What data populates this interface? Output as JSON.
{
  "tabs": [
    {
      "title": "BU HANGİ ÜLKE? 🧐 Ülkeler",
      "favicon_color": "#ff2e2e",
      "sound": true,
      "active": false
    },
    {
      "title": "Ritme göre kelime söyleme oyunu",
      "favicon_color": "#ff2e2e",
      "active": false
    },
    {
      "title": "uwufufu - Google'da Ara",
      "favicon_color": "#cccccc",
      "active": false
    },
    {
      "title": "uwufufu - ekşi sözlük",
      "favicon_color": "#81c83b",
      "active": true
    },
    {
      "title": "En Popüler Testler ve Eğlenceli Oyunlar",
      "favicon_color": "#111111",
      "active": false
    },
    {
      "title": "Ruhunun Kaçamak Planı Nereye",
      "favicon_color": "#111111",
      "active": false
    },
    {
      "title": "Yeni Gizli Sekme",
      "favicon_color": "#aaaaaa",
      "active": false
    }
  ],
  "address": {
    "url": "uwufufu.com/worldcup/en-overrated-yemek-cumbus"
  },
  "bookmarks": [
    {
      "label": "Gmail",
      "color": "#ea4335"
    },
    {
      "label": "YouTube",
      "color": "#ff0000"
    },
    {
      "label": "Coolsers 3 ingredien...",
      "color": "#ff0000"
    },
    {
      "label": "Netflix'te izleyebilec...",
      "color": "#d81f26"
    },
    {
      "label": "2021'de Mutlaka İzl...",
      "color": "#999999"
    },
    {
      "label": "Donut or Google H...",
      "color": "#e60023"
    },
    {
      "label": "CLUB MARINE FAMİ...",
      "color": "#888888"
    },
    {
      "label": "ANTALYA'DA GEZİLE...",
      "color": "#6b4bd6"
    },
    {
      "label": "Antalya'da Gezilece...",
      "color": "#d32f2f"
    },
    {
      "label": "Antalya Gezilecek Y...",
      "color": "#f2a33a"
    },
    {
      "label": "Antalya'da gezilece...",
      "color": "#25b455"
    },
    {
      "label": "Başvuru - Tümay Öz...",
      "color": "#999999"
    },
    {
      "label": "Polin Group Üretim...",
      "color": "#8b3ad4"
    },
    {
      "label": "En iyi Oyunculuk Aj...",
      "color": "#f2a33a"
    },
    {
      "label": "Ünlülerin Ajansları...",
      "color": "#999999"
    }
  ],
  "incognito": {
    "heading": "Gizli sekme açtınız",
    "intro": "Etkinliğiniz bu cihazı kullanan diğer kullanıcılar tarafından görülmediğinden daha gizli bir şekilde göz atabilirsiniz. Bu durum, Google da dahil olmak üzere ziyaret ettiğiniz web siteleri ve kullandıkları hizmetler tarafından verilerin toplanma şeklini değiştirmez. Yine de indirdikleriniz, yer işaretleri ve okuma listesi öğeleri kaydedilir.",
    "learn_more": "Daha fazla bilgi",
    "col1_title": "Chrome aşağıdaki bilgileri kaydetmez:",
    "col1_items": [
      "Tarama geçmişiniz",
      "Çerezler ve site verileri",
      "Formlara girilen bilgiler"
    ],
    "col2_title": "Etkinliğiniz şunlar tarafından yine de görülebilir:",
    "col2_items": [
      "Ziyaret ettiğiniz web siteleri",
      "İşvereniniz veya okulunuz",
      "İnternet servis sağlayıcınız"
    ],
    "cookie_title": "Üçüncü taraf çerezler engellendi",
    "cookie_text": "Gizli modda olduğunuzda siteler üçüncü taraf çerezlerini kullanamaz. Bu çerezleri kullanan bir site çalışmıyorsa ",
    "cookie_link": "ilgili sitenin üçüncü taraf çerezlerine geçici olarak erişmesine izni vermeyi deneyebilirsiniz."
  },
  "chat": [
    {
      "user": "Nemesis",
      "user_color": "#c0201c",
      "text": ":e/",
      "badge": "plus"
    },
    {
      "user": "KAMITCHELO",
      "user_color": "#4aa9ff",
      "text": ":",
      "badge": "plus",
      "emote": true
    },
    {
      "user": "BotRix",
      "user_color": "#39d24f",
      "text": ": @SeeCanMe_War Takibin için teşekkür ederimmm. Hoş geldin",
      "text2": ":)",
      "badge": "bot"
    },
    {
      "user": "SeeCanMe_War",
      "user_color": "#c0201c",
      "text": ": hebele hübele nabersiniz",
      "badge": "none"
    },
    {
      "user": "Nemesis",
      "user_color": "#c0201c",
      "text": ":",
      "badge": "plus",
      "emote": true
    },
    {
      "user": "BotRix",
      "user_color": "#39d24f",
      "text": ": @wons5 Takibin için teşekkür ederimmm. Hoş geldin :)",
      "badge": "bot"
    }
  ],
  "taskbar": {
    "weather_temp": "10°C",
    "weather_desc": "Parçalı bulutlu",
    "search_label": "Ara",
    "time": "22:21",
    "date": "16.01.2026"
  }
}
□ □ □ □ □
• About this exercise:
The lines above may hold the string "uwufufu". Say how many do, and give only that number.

• Result:
3